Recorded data
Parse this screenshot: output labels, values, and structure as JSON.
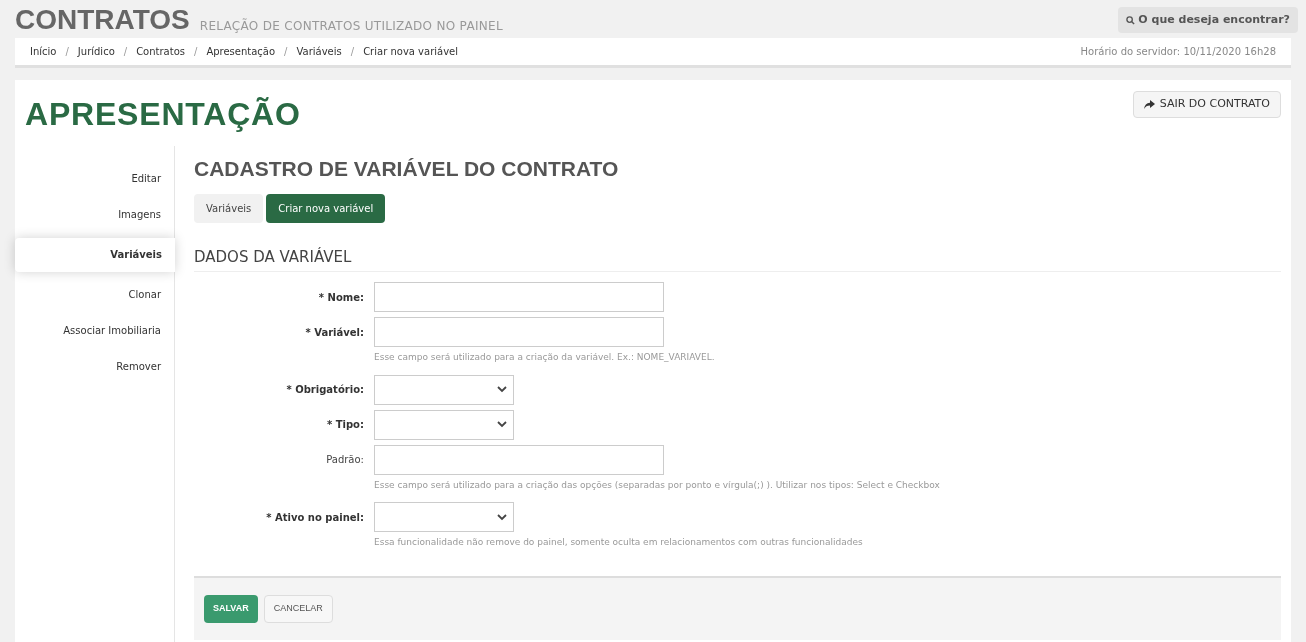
{
  "header": {
    "title": "CONTRATOS",
    "subtitle": "RELAÇÃO DE CONTRATOS UTILIZADO NO PAINEL",
    "search": "O que deseja encontrar?"
  },
  "breadcrumb": [
    "Início",
    "/",
    "Jurídico",
    "/",
    "Contratos",
    "/",
    "Apresentação",
    "/",
    "Variáveis",
    "/",
    "Criar nova variável"
  ],
  "server_time": "Horário do servidor: 10/11/2020 16h28",
  "page_title": "APRESENTAÇÃO",
  "exit_button": "SAIR DO CONTRATO",
  "sidebar": {
    "items": [
      {
        "label": "Editar",
        "selected": false
      },
      {
        "label": "Imagens",
        "selected": false
      },
      {
        "label": "Variáveis",
        "selected": true
      },
      {
        "label": "Clonar",
        "selected": false
      },
      {
        "label": "Associar Imobiliaria",
        "selected": false
      },
      {
        "label": "Remover",
        "selected": false
      }
    ]
  },
  "section_title": "CADASTRO DE VARIÁVEL DO CONTRATO",
  "tabs": [
    {
      "label": "Variáveis",
      "selected": false
    },
    {
      "label": "Criar nova variável",
      "selected": true
    }
  ],
  "form": {
    "title": "DADOS DA VARIÁVEL",
    "fields": [
      {
        "kind": "text",
        "label": "* Nome:",
        "required": true
      },
      {
        "kind": "text",
        "label": "* Variável:",
        "required": true,
        "help": "Esse campo será utilizado para a criação da variável. Ex.: NOME_VARIAVEL."
      },
      {
        "kind": "select",
        "label": "* Obrigatório:",
        "required": true
      },
      {
        "kind": "select",
        "label": "* Tipo:",
        "required": true
      },
      {
        "kind": "text",
        "label": "Padrão:",
        "required": false,
        "help": "Esse campo será utilizado para a criação das opções (separadas por ponto e vírgula(;) ). Utilizar nos tipos: Select e Checkbox"
      },
      {
        "kind": "select",
        "label": "* Ativo no painel:",
        "required": true,
        "help": "Essa funcionalidade não remove do painel, somente oculta em relacionamentos com outras funcionalidades"
      }
    ]
  },
  "buttons": [
    {
      "kind": "primary",
      "label": "SALVAR"
    },
    {
      "kind": "default",
      "label": "CANCELAR"
    }
  ]
}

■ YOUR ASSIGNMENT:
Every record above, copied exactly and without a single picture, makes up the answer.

■ PROBLEM SOLUTION:
Parse this screenshot: output labels, values, and structure as JSON.
{
  "header": {
    "title": "CONTRATOS",
    "subtitle": "RELAÇÃO DE CONTRATOS UTILIZADO NO PAINEL",
    "search": "O que deseja encontrar?"
  },
  "breadcrumb": [
    "Início",
    "/",
    "Jurídico",
    "/",
    "Contratos",
    "/",
    "Apresentação",
    "/",
    "Variáveis",
    "/",
    "Criar nova variável"
  ],
  "server_time": "Horário do servidor: 10/11/2020 16h28",
  "page_title": "APRESENTAÇÃO",
  "exit_button": "SAIR DO CONTRATO",
  "sidebar": {
    "items": [
      {
        "label": "Editar",
        "selected": false
      },
      {
        "label": "Imagens",
        "selected": false
      },
      {
        "label": "Variáveis",
        "selected": true
      },
      {
        "label": "Clonar",
        "selected": false
      },
      {
        "label": "Associar Imobiliaria",
        "selected": false
      },
      {
        "label": "Remover",
        "selected": false
      }
    ]
  },
  "section_title": "CADASTRO DE VARIÁVEL DO CONTRATO",
  "tabs": [
    {
      "label": "Variáveis",
      "selected": false
    },
    {
      "label": "Criar nova variável",
      "selected": true
    }
  ],
  "form": {
    "title": "DADOS DA VARIÁVEL",
    "fields": [
      {
        "kind": "text",
        "label": "* Nome:",
        "required": true
      },
      {
        "kind": "text",
        "label": "* Variável:",
        "required": true,
        "help": "Esse campo será utilizado para a criação da variável. Ex.: NOME_VARIAVEL."
      },
      {
        "kind": "select",
        "label": "* Obrigatório:",
        "required": true
      },
      {
        "kind": "select",
        "label": "* Tipo:",
        "required": true
      },
      {
        "kind": "text",
        "label": "Padrão:",
        "required": false,
        "help": "Esse campo será utilizado para a criação das opções (separadas por ponto e vírgula(;) ). Utilizar nos tipos: Select e Checkbox"
      },
      {
        "kind": "select",
        "label": "* Ativo no painel:",
        "required": true,
        "help": "Essa funcionalidade não remove do painel, somente oculta em relacionamentos com outras funcionalidades"
      }
    ]
  },
  "buttons": [
    {
      "kind": "primary",
      "label": "SALVAR"
    },
    {
      "kind": "default",
      "label": "CANCELAR"
    }
  ]
}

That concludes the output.